I’m not sure there’s been more surprising news since conference realignment started way back when than the news that broke this afternoon: USC and UCLA are headed to the Big Ten. Given both the geographic and cultural differences involved, it’s a wild turn of events.
But I suppose nothing can be a true shock in realignment anymore, not with the money involved. The Big Ten and SEC are in position to dominate the landscape for a long time to come, and the Pac-12 will just keep on lagging—a reality that prompted the LA schools to explore moving leagues.

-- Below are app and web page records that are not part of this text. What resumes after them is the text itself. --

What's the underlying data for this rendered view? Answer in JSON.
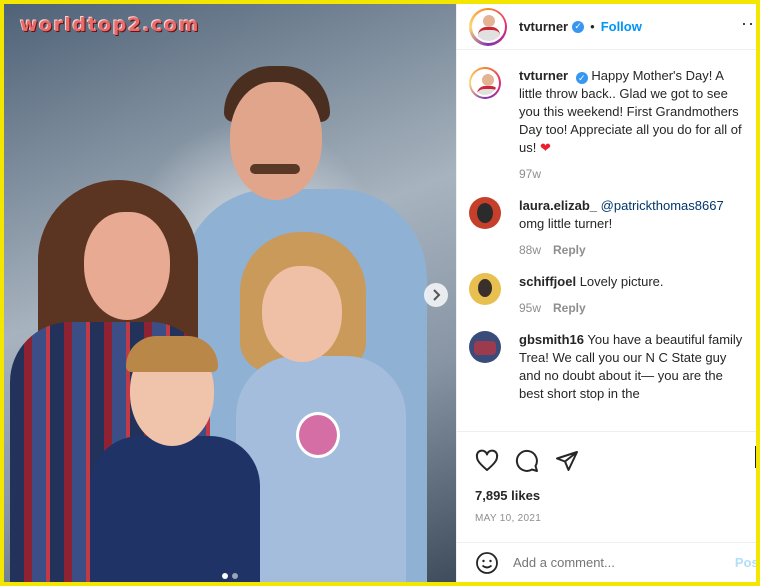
{
  "watermark": "worldtop2.com",
  "header": {
    "username": "tvturner",
    "bullet": "•",
    "follow_label": "Follow",
    "more_label": "···"
  },
  "caption": {
    "username": "tvturner",
    "text": "Happy Mother's Day! A little throw back.. Glad we got to see you this weekend! First Grandmothers Day too! Appreciate all you do for all of us!",
    "time": "97w"
  },
  "comments": [
    {
      "username": "laura.elizab_",
      "mention": "@patrickthomas8667",
      "text": "omg little turner!",
      "time": "88w",
      "reply_label": "Reply"
    },
    {
      "username": "schiffjoel",
      "text": "Lovely picture.",
      "time": "95w",
      "reply_label": "Reply"
    },
    {
      "username": "gbsmith16",
      "text": "You have a beautiful family Trea! We call you our N C State guy and no doubt about it— you are the best short stop in the"
    }
  ],
  "likes": "7,895 likes",
  "date": "MAY 10, 2021",
  "add_comment": {
    "placeholder": "Add a comment...",
    "post_label": "Post"
  },
  "icons": {
    "heart": "heart-icon",
    "comment": "comment-icon",
    "share": "share-icon",
    "bookmark": "bookmark-icon",
    "emoji": "emoji-icon",
    "next": "chevron-right-icon"
  },
  "colors": {
    "accent": "#0095f6",
    "verified": "#3797f0",
    "frame": "#f3e600",
    "heart_emoji": "#ed1c2e"
  },
  "carousel": {
    "total": 2,
    "active_index": 0
  }
}
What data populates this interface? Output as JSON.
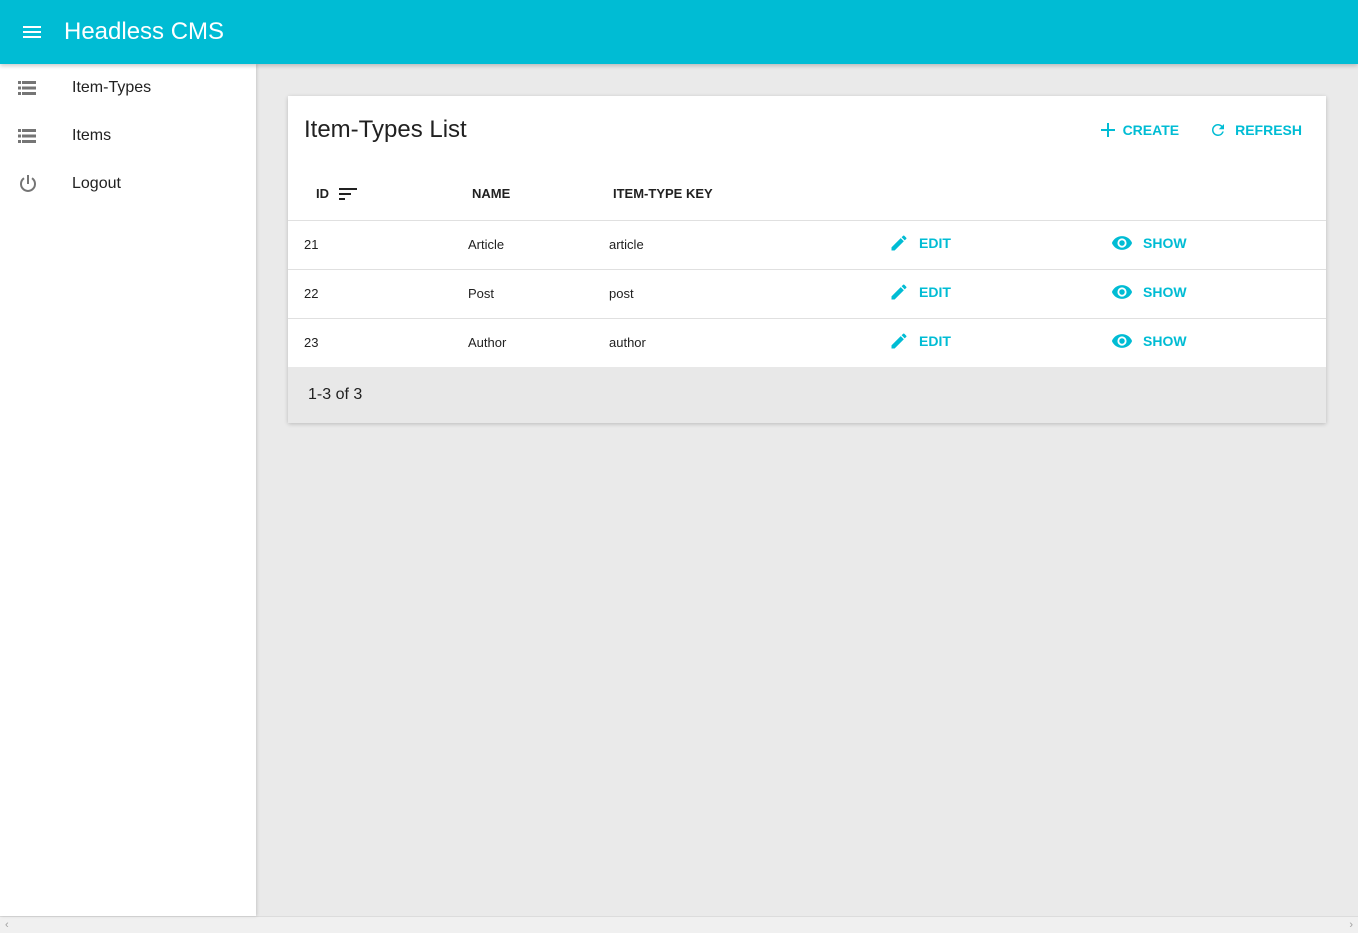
{
  "appbar": {
    "title": "Headless CMS",
    "menu_icon": "hamburger-menu-icon"
  },
  "sidebar": {
    "items": [
      {
        "label": "Item-Types",
        "icon": "list-icon"
      },
      {
        "label": "Items",
        "icon": "list-icon"
      },
      {
        "label": "Logout",
        "icon": "power-icon"
      }
    ]
  },
  "card": {
    "title": "Item-Types List",
    "actions": {
      "create_label": "CREATE",
      "refresh_label": "REFRESH"
    },
    "accent": "#00bcd4"
  },
  "table": {
    "headers": {
      "id": "ID",
      "name": "NAME",
      "key": "ITEM-TYPE KEY"
    },
    "sorted_by": "ID",
    "rows": [
      {
        "id": "21",
        "name": "Article",
        "key": "article",
        "edit": "EDIT",
        "show": "SHOW"
      },
      {
        "id": "22",
        "name": "Post",
        "key": "post",
        "edit": "EDIT",
        "show": "SHOW"
      },
      {
        "id": "23",
        "name": "Author",
        "key": "author",
        "edit": "EDIT",
        "show": "SHOW"
      }
    ]
  },
  "pagination": {
    "text": "1-3 of 3"
  },
  "scrollbar": {
    "left_arrow": "‹",
    "right_arrow": "›"
  }
}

The question now is whether or not dominoes begin falling in large numbers once again. The ACC’s member schools signed a grant-of-rights deal well into the 2030s which theoretically bars any of them from leaving, but let’s safely assume there’s nothing a school determined to leave can’t finagle its way out of.
Does the ACC also begin to erode, losing members to both the Big Ten and the SEC in the coming months or years? How advanced have discussions been elsewhere? The OU/Texas to the SEC and USC/UCLA to the Big Ten moves were basically kept successfully under wraps until they were done deals, which just makes me wonder what else might be pending.
The ACC’s pipe dream of adding Notre Dame in football almost certainly died today. It’s not just that the Big Ten can offer more lucrative membership perks, but now it has another of the Irish’s traditional rivals (USC) in the fold.
Without that hail mary for stability, it looks increasingly like we’re headed into another tenuous period for the ACC. Now we’ll find out of the league has a bold move of its own.